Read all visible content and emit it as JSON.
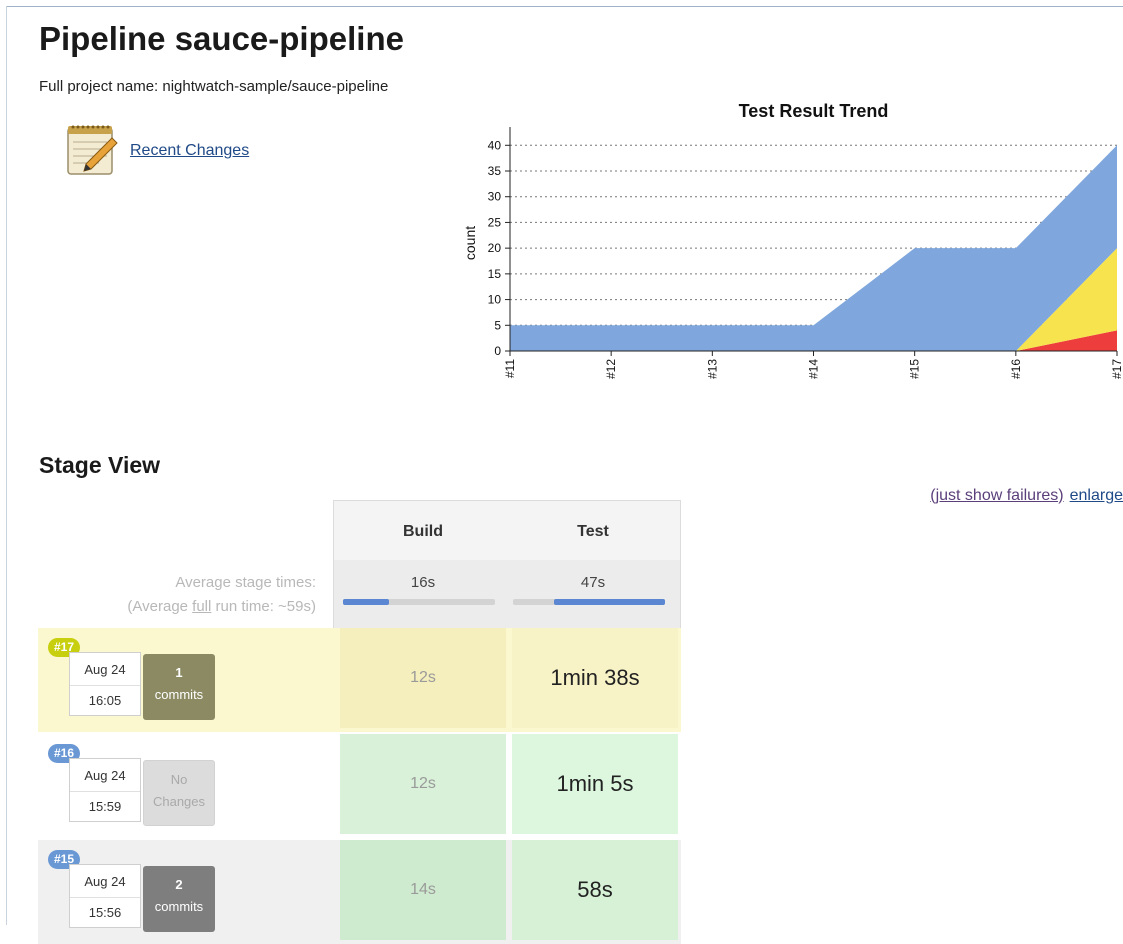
{
  "header": {
    "title": "Pipeline sauce-pipeline",
    "full_project_name": "Full project name: nightwatch-sample/sauce-pipeline"
  },
  "links": {
    "recent_changes": "Recent Changes",
    "just_show_failures": "(just show failures)",
    "enlarge": "enlarge"
  },
  "chart_data": {
    "type": "area",
    "title": "Test Result Trend",
    "ylabel": "count",
    "xlabel": "",
    "categories": [
      "#11",
      "#12",
      "#13",
      "#14",
      "#15",
      "#16",
      "#17"
    ],
    "yticks": [
      0,
      5,
      10,
      15,
      20,
      25,
      30,
      35,
      40
    ],
    "ylim": [
      0,
      42
    ],
    "grid": true,
    "stacked": true,
    "series": [
      {
        "color": "#ee3d3d",
        "values": [
          0,
          0,
          0,
          0,
          0,
          0,
          4
        ]
      },
      {
        "color": "#f7e34d",
        "values": [
          0,
          0,
          0,
          0,
          0,
          0,
          16
        ]
      },
      {
        "color": "#7fa7dd",
        "values": [
          5,
          5,
          5,
          5,
          20,
          20,
          20
        ]
      }
    ]
  },
  "stage_view": {
    "title": "Stage View",
    "columns": [
      "Build",
      "Test"
    ],
    "average_label": "Average stage times:",
    "full_run_prefix": "(Average ",
    "full_run_word": "full",
    "full_run_suffix": " run time: ~59s)",
    "average_times": [
      "16s",
      "47s"
    ],
    "average_bars": [
      {
        "start": 0.0,
        "fill": 0.3
      },
      {
        "start": 0.27,
        "fill": 0.73
      }
    ],
    "runs": [
      {
        "badge": "#17",
        "badge_color": "#c7cf0e",
        "row_color": "#fbf8cf",
        "date": "Aug 24",
        "time": "16:05",
        "commits_num": "1",
        "commits_label": "commits",
        "commits_color": "#8b8a63",
        "no_changes": false,
        "build": "12s",
        "build_color": "#f5efbd",
        "test": "1min 38s",
        "test_color": "#f8f3c7"
      },
      {
        "badge": "#16",
        "badge_color": "#6a98d4",
        "row_color": "#ffffff",
        "date": "Aug 24",
        "time": "15:59",
        "commits_num": "No",
        "commits_label": "Changes",
        "commits_color": "#dcdcdc",
        "no_changes": true,
        "build": "12s",
        "build_color": "#d8f1d8",
        "test": "1min 5s",
        "test_color": "#ddf7df"
      },
      {
        "badge": "#15",
        "badge_color": "#6a98d4",
        "row_color": "#f0f0f0",
        "date": "Aug 24",
        "time": "15:56",
        "commits_num": "2",
        "commits_label": "commits",
        "commits_color": "#7e7e7e",
        "no_changes": false,
        "build": "14s",
        "build_color": "#cfebcf",
        "test": "58s",
        "test_color": "#d6f1d6"
      }
    ]
  }
}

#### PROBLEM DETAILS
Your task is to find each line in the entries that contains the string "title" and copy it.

#### RESULT
    "title": "Pipeline sauce-pipeline",
    "title": "Test Result Trend",
    "title": "Stage View",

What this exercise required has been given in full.